= HOW TO COMPLETE THIS TASK =
Working from the listing below, pick each line containing the word "screenshot" and copy it.

= AVAILABLE DATA =
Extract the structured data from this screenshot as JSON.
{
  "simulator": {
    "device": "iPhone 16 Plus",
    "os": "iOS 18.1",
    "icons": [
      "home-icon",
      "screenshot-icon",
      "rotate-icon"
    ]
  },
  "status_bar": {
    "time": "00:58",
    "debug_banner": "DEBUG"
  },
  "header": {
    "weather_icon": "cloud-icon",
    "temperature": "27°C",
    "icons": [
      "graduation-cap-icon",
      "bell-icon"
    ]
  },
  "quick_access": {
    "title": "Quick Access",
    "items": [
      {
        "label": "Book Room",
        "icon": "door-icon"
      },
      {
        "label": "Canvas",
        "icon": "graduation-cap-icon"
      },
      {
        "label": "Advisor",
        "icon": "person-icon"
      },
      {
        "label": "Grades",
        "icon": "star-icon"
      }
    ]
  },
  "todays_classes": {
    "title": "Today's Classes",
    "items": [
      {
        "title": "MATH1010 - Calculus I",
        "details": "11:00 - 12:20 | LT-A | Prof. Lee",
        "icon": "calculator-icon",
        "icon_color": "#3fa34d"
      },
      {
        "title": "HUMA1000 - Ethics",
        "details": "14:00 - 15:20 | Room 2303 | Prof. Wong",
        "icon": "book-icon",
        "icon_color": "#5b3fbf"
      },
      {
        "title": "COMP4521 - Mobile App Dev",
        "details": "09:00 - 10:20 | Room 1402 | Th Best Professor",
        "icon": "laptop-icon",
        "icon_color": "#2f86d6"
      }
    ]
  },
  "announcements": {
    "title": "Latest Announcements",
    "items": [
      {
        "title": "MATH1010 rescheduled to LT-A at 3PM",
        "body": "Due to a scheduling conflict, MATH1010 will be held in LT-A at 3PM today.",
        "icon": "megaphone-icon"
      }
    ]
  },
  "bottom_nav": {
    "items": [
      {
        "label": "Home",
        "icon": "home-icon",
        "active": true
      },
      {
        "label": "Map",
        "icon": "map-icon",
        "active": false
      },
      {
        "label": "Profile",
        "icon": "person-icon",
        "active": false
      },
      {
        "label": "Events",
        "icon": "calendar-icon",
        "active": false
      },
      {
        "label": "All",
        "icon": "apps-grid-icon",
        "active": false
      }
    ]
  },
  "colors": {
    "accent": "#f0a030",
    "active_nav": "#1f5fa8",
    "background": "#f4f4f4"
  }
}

= RESULT FOR THIS EXERCISE =
Extract the structured data from this screenshot as JSON.
      "screenshot-icon",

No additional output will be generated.